The formula used to calculate book value per share\[Book value per share = \frac{Book value of common equity}{Total outstanding shares}=\frac{Shareholder equity - Preferred equity}{Total outstanding shares}\]

The book value of common equity can be found in the balance sheet which is released regularly by the company, as well as the total number of outstanding shares.

Shareholder equity consists of common equity and preferred equity. The latter means that owners of preferred stock have priority over common shareholders when it comes to receiving dividends, however, in most cases they do not have voting rights while common shareholders do. Preferred stocks share characteristics of both bonds and common stocks and that is why they are excluded from the formula (as not being “true” stocks).


If a company has shareholder equity of 15.500.000 dollars on a given date and the total outstanding shares number is 1.000.000 on that date, the book value per share of that company is 15.5 dollars (assuming it does not have any preferred stocks).

Application of book value per share

The book value per share can be used by investors to determine what is the relationship between it and market value per share.

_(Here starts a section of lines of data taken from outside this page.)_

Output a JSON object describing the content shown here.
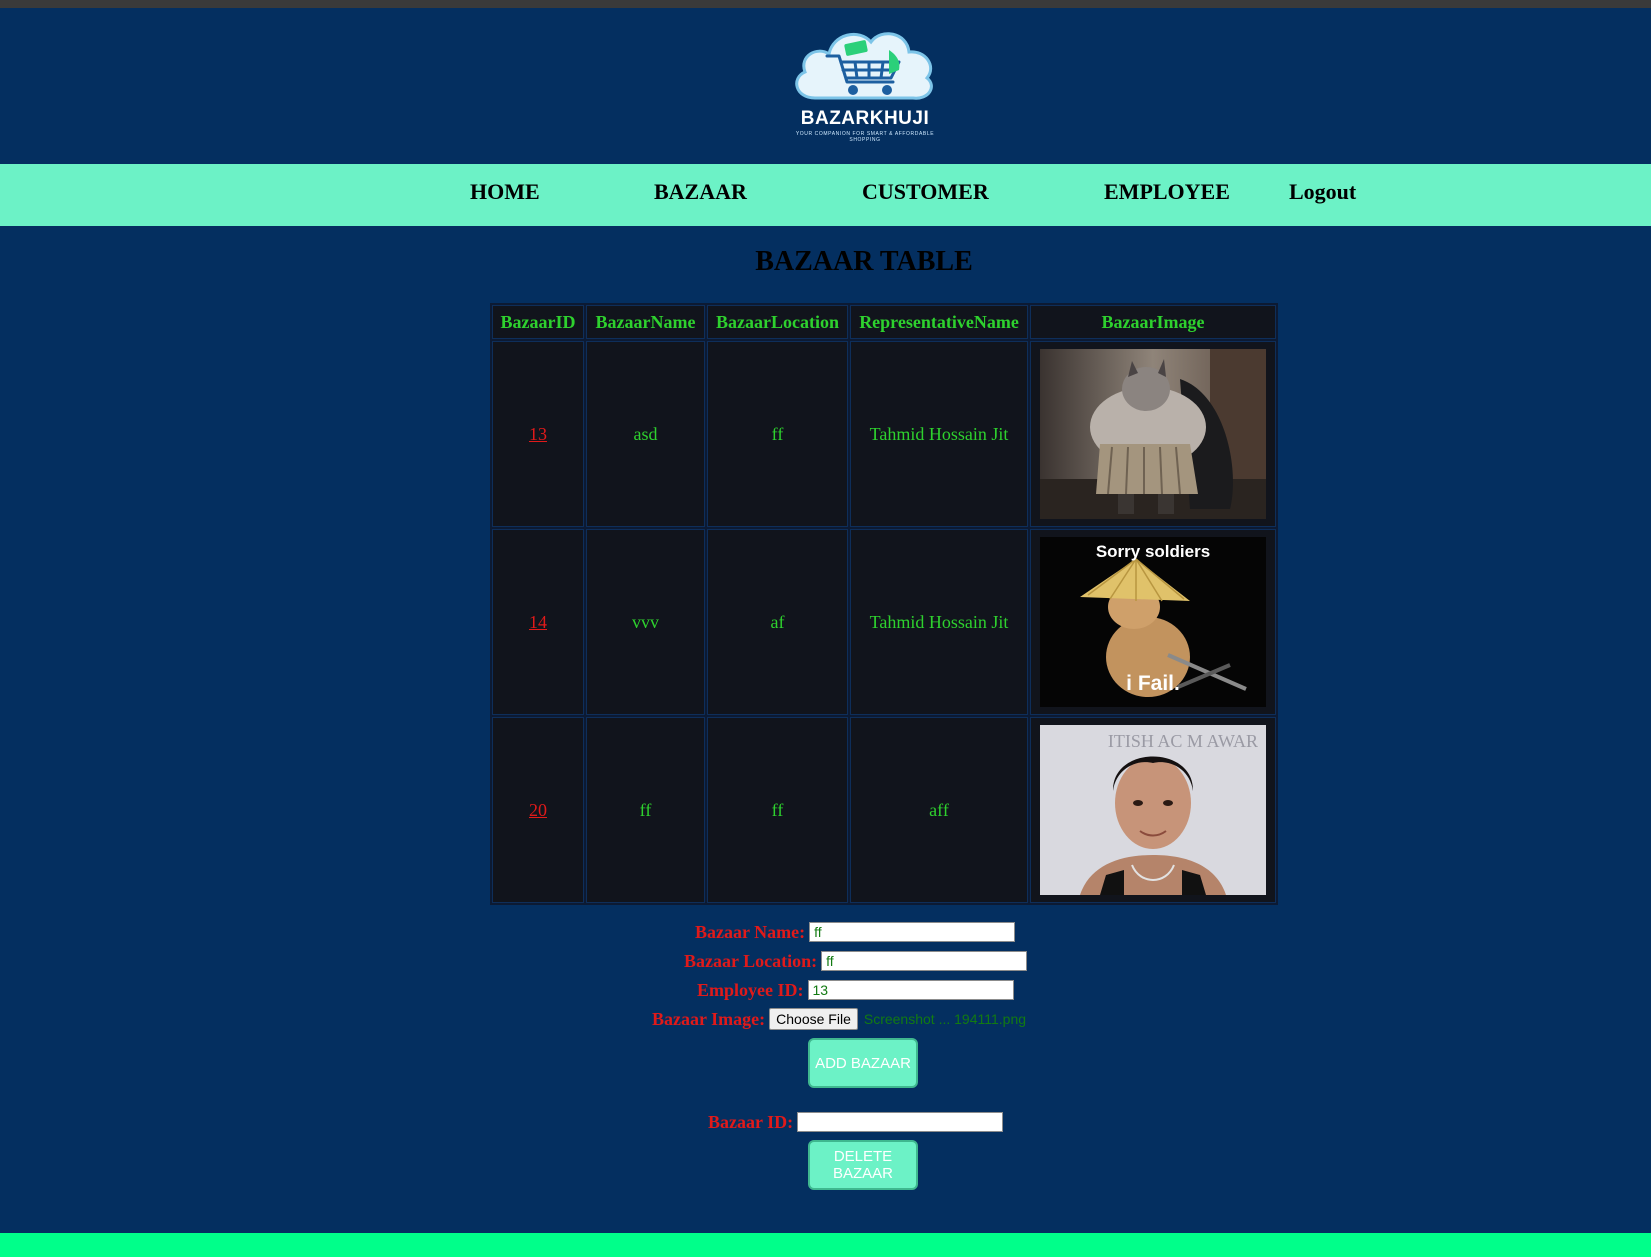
{
  "brand": {
    "name": "BAZARKHUJI",
    "tagline": "YOUR COMPANION FOR SMART & AFFORDABLE SHOPPING"
  },
  "nav": {
    "home": "HOME",
    "bazaar": "BAZAAR",
    "customer": "CUSTOMER",
    "employee": "EMPLOYEE",
    "logout": "Logout"
  },
  "page_title": "BAZAAR TABLE",
  "table": {
    "headers": [
      "BazaarID",
      "BazaarName",
      "BazaarLocation",
      "RepresentativeName",
      "BazaarImage"
    ],
    "rows": [
      {
        "id": "13",
        "name": "asd",
        "location": "ff",
        "representative": "Tahmid Hossain Jit",
        "image": "rotund-caped-figure-photo"
      },
      {
        "id": "14",
        "name": "vvv",
        "location": "af",
        "representative": "Tahmid Hossain Jit",
        "image": "sorry-soldiers-meme",
        "image_text_top": "Sorry soldiers",
        "image_text_bottom": "i Fail."
      },
      {
        "id": "20",
        "name": "ff",
        "location": "ff",
        "representative": "aff",
        "image": "man-portrait-photo",
        "image_text": "ITISH AC M AWAR"
      }
    ]
  },
  "form": {
    "name_label": "Bazaar Name:",
    "name_value": "ff",
    "location_label": "Bazaar Location:",
    "location_value": "ff",
    "employee_label": "Employee ID:",
    "employee_value": "13",
    "image_label": "Bazaar Image:",
    "choose_file_label": "Choose File",
    "file_name": "Screenshot ... 194111.png",
    "add_label": "ADD BAZAAR"
  },
  "delete_form": {
    "id_label": "Bazaar ID:",
    "id_value": "",
    "delete_label": "DELETE BAZAAR"
  },
  "colors": {
    "background": "#042f60",
    "nav": "#6cf2c6",
    "footer": "#00ff8a",
    "table_text": "#2ed12e",
    "label_red": "#e01a1a"
  }
}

The market value per share is current price of stock and it represents how much the market participants perceive common share of the stock is worth. By doing so, they can determine and decide whether company stock is undervalued or overvalued. If a book value per share of a company is higher than market value per share (being the current price of the stock on the market) then the stock is undervalued. In that situation it is an attractive stock to buy [2]. The decrease in book value per share means that the stock's market value should go down too, and if it increases, the stock price should increase too.

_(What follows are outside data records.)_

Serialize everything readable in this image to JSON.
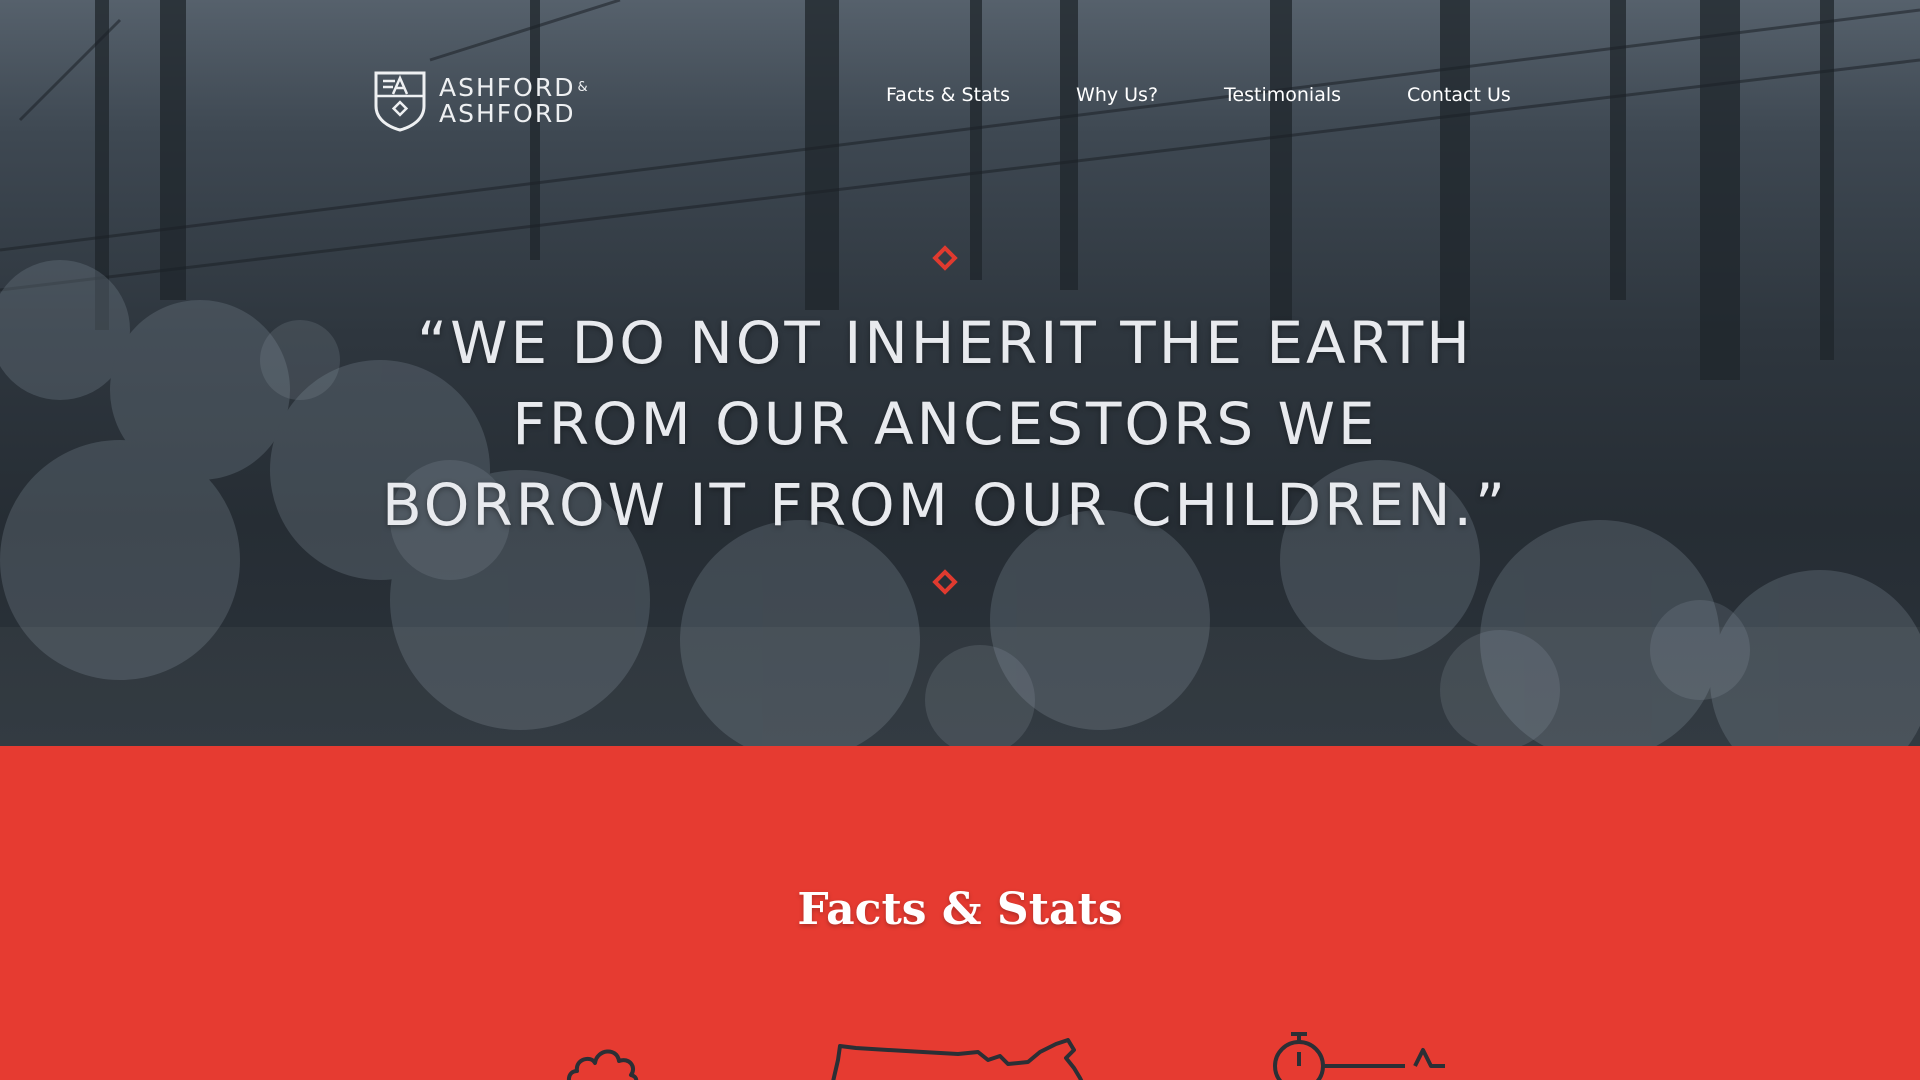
{
  "brand": {
    "line1": "ASHFORD",
    "line2": "ASHFORD",
    "amp": "&",
    "icon": "shield-logo-icon"
  },
  "nav": [
    {
      "label": "Facts & Stats"
    },
    {
      "label": "Why Us?"
    },
    {
      "label": "Testimonials"
    },
    {
      "label": "Contact Us"
    }
  ],
  "hero": {
    "quote_lines": [
      "“WE DO NOT INHERIT THE EARTH",
      "FROM OUR ANCESTORS WE",
      "BORROW IT FROM OUR CHILDREN.”"
    ],
    "accent_color": "#e03a2f"
  },
  "facts": {
    "title": "Facts & Stats",
    "background_color": "#e63b31",
    "icons": [
      "cloud-icon",
      "usa-map-icon",
      "stopwatch-icon"
    ]
  }
}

The main drawback of book value per share is that it is based on historical data from the last balance sheet release period. Whereas, the market value per share is based on current situation and market's perception of the company's stock price and value. Also, the market value per share is market's collective forecast of the stock future performance - it is based on the perceived probable future growth of the company. For example, an expected profitability or some information providing news about potential increase in profits of the company may drive the price of share of the stock. Also, because the book value per share is calculated based on balance sheet reported by the company, the fixed (noncurrent) assets are being reported at their original cost with their accumulated depreciation and amortization taken into account. As a result of that, a difference between book value per share and market value per share might occur.

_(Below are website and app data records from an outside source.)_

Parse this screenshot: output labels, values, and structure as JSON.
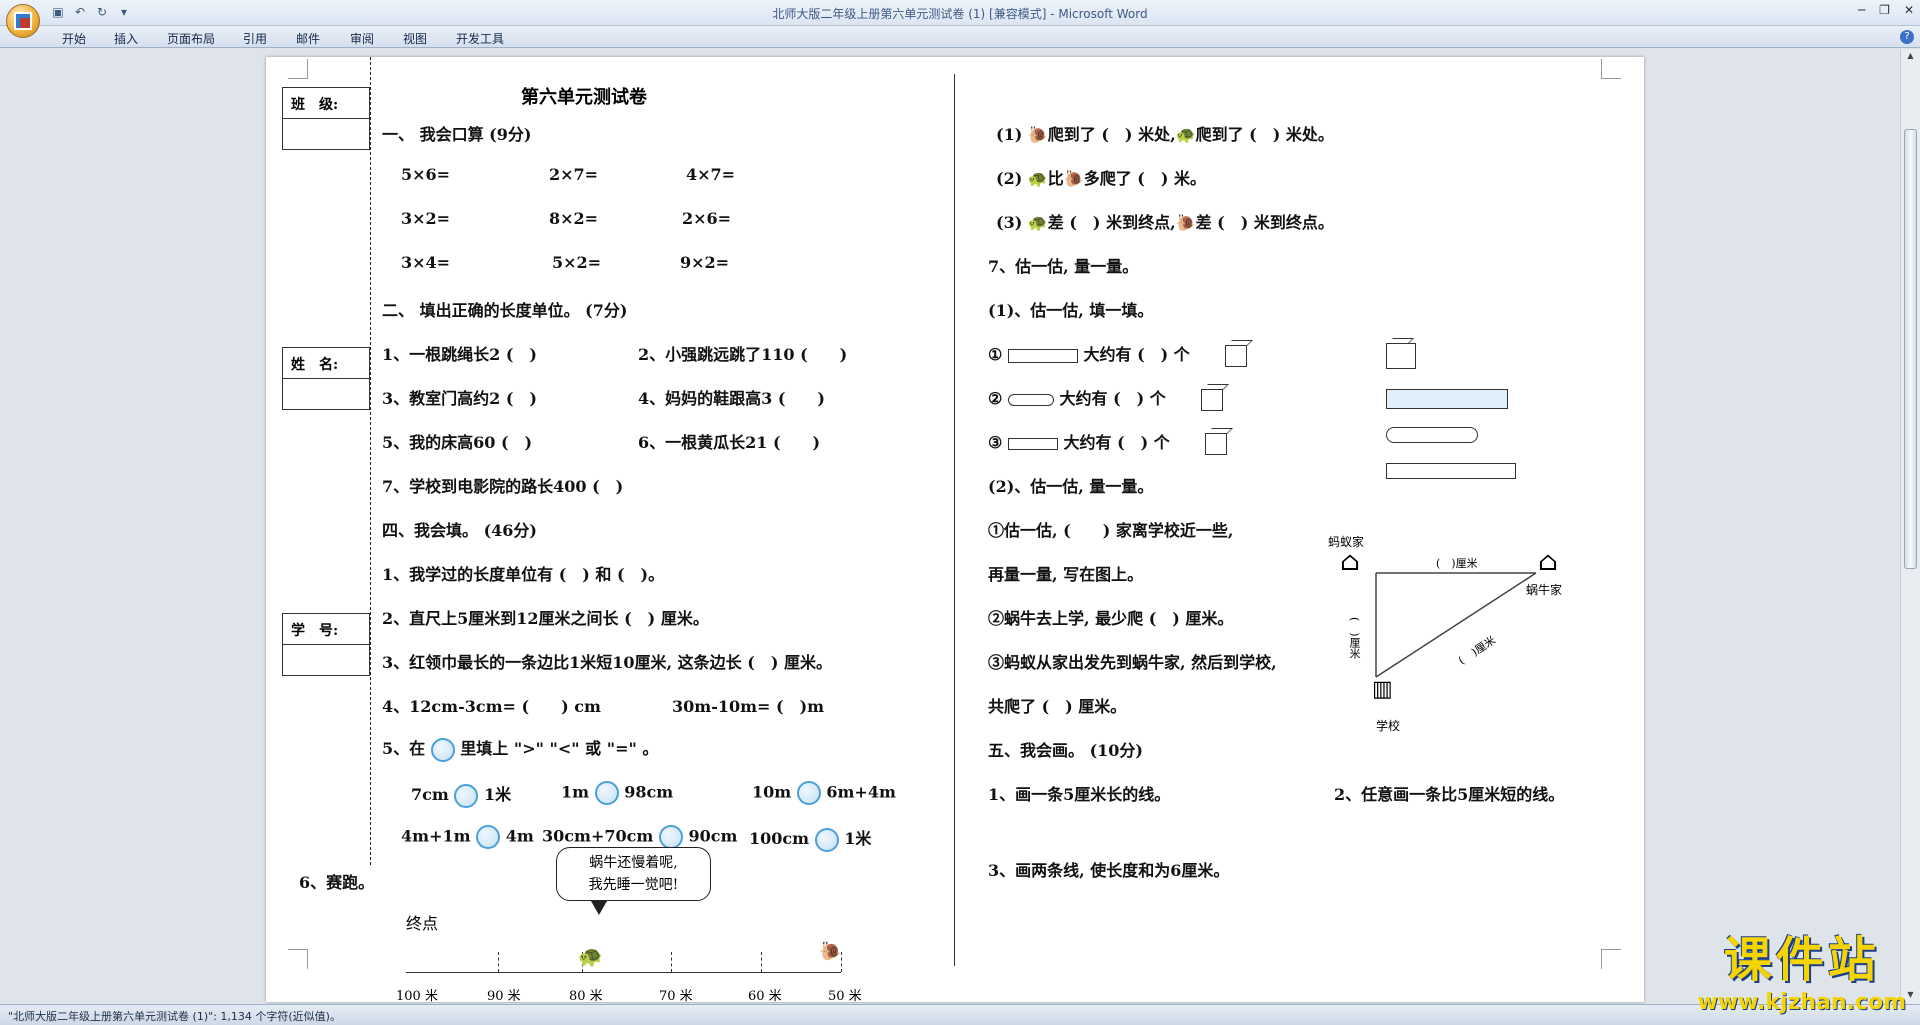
{
  "app": {
    "window_title": "北师大版二年级上册第六单元测试卷 (1) [兼容模式] - Microsoft Word",
    "tabs": [
      "开始",
      "插入",
      "页面布局",
      "引用",
      "邮件",
      "审阅",
      "视图",
      "开发工具"
    ],
    "status_text": "\"北师大版二年级上册第六单元测试卷 (1)\": 1,134 个字符(近似值)。"
  },
  "sidebar": {
    "class_label": "班　级:",
    "name_label": "姓　名:",
    "id_label": "学　号:"
  },
  "doc": {
    "title": "第六单元测试卷",
    "s1": "一、 我会口算 (9分)",
    "calc": [
      [
        "5×6=",
        "2×7=",
        "4×7="
      ],
      [
        "3×2=",
        "8×2=",
        "2×6="
      ],
      [
        "3×4=",
        "5×2=",
        "9×2="
      ]
    ],
    "s2": "二、 填出正确的长度单位。 (7分)",
    "units": [
      [
        "1、一根跳绳长2 (　)",
        "2、小强跳远跳了110 (　　)"
      ],
      [
        "3、教室门高约2 (　)",
        "4、妈妈的鞋跟高3 (　　)"
      ],
      [
        "5、我的床高60 (　)",
        "6、一根黄瓜长21 (　　)"
      ]
    ],
    "unit7": "7、学校到电影院的路长400 (　)",
    "s4": "四、我会填。 (46分)",
    "fill1": "1、我学过的长度单位有 (　) 和 (　)。",
    "fill2": "2、直尺上5厘米到12厘米之间长 (　) 厘米。",
    "fill3": "3、红领巾最长的一条边比1米短10厘米, 这条边长 (　) 厘米。",
    "fill4a": "4、12cm-3cm= (　　) cm",
    "fill4b": "30m-10m= (　)m",
    "fill5": [
      "5、在",
      "里填上 \">\" \"<\" 或 \"=\" 。"
    ],
    "cmp_row1": [
      [
        "7cm",
        "1米"
      ],
      [
        "1m",
        "98cm"
      ],
      [
        "10m",
        "6m+4m"
      ]
    ],
    "cmp_row2": [
      [
        "4m+1m",
        "4m"
      ],
      [
        "30cm+70cm",
        "90cm"
      ],
      [
        "100cm",
        "1米"
      ]
    ],
    "s6": "6、赛跑。",
    "bubble": [
      "蜗牛还慢着呢,",
      "我先睡一觉吧!"
    ],
    "finish": "终点",
    "track_labels": [
      "100 米",
      "90 米",
      "80 米",
      "70 米",
      "60 米",
      "50 米"
    ]
  },
  "right": {
    "q1": [
      "(1)",
      "爬到了 (　) 米处,",
      "爬到了 (　) 米处。"
    ],
    "q2": [
      "(2)",
      "比",
      "多爬了 (　) 米。"
    ],
    "q3": [
      "(3)",
      "差 (　) 米到终点,",
      "差 (　) 米到终点。"
    ],
    "s7": "7、估一估, 量一量。",
    "e1": "(1)、估一估, 填一填。",
    "e1_rows": [
      "①",
      "大约有 (　) 个",
      "②",
      "大约有 (　) 个",
      "③",
      "大约有 (　) 个"
    ],
    "e2": "(2)、估一估, 量一量。",
    "e2a": "①估一估, (　　) 家离学校近一些,",
    "e2b": "再量一量, 写在图上。",
    "e2c": "②蜗牛去上学, 最少爬 (　) 厘米。",
    "e2d": "③蚂蚁从家出发先到蜗牛家, 然后到学校,",
    "e2e": "共爬了 (　) 厘米。",
    "map_labels": [
      "蚂蚁家",
      "蜗牛家",
      "学校",
      "(　)厘米",
      "(　)厘米",
      "(　)厘米"
    ],
    "s5": "五、我会画。 (10分)",
    "d1": "1、画一条5厘米长的线。",
    "d2": "2、任意画一条比5厘米短的线。",
    "d3": "3、画两条线, 使长度和为6厘米。"
  },
  "watermark": {
    "brand": "课件站",
    "url": "www.kjzhan.com"
  }
}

The book value per share is one of the most popular methods for measuring the value of a company. Some of other metrics include market value or market cap (capitalization). In concept, book value per share is similar to net worth of company, because it shows the relationship between assets and liabilities [3]. It is an information which shows what would happen if a company would sell all of its assets in that moment. However, book value per share based on data from company's balance sheet may not be as accurate as it seems, because some of the assets values are only estimations and accuracy of the approximations may vary.



  1. Ahmadi, A. (2017)
  2. Bini, Ma. & Penman, S. (2013)
  3. Warrad, L., H. (2017)

Author: Klaudia Trybuła